658 pages; Drawn and Quarterly

Big Questions is just what a novel should be, if by novel we mean a very long story that creates an entire imaginary universe that involves us so deeply that we begin to think of ourselves as characters within it. The book is 585 pages long (not including appendixes), a number that might seem overwhelming in a traditional format. In this case, you'll finish in two days, not only because graphic novels contain a lot less text but also because you'll race through the first time, desperate to figure out the big stuff, only to turn around and reread it in order to figure out all the little stuff you missed.


The story takes place in an anonymous bucolic countryside (trees, fields, the occasional house) and follows a flock of birds, each with its own personality and philosophical struggles, from questioning the monotony of a seed diet to wondering about the true perils of snakes to considering "to what extent are we responsible for the fulfillment of our destinies?" Life goes on in this mannerthink, peck, think, peckuntil an undetonated bomb drops into their lives, a bomb that many (but not all) in the flock believe is a long, warm metal egg that may contain a savior baby bird. The hilarity and discord that result will astonish you, as will the pathos.

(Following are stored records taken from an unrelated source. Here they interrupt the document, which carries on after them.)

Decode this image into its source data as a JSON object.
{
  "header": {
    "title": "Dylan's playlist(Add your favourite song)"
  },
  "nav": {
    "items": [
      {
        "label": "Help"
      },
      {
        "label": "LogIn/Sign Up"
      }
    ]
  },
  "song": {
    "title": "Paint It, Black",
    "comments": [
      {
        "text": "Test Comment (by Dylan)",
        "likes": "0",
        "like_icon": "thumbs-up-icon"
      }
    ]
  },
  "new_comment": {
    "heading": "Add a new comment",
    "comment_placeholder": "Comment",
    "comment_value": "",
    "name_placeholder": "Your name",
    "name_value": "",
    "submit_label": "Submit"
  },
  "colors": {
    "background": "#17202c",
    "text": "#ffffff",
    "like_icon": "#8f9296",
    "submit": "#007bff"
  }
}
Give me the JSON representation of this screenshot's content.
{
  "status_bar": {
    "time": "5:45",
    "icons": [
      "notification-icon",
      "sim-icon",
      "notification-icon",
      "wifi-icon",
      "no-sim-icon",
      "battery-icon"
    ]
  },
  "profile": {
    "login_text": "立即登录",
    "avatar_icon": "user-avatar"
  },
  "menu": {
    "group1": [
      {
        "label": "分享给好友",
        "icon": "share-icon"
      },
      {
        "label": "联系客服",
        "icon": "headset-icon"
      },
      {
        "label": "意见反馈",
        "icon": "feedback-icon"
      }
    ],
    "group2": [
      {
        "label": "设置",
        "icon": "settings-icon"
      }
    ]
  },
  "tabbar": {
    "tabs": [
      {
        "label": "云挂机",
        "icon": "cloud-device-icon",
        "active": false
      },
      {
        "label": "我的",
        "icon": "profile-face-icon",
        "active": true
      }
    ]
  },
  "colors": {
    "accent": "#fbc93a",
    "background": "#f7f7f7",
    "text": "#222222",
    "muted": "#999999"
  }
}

Some of the most poignant scenes concern two humansan elderly caretaker and her mentally disabled grandson or sonwho are watched by the birds. Nilsen's artwork here needs no words. The endless labor of the old womanfirewood, dishes, scrub the floor, soak the dentures, weep in secretis drawn into brutal reality, as is her unexpected beauty. The six-panel homage to her brushing the long, young-looking hair you never knew she had (it's usually tied in a bun) is, like the rest of the book, an unforgettable visual and emotional experience.

— Leigh Newman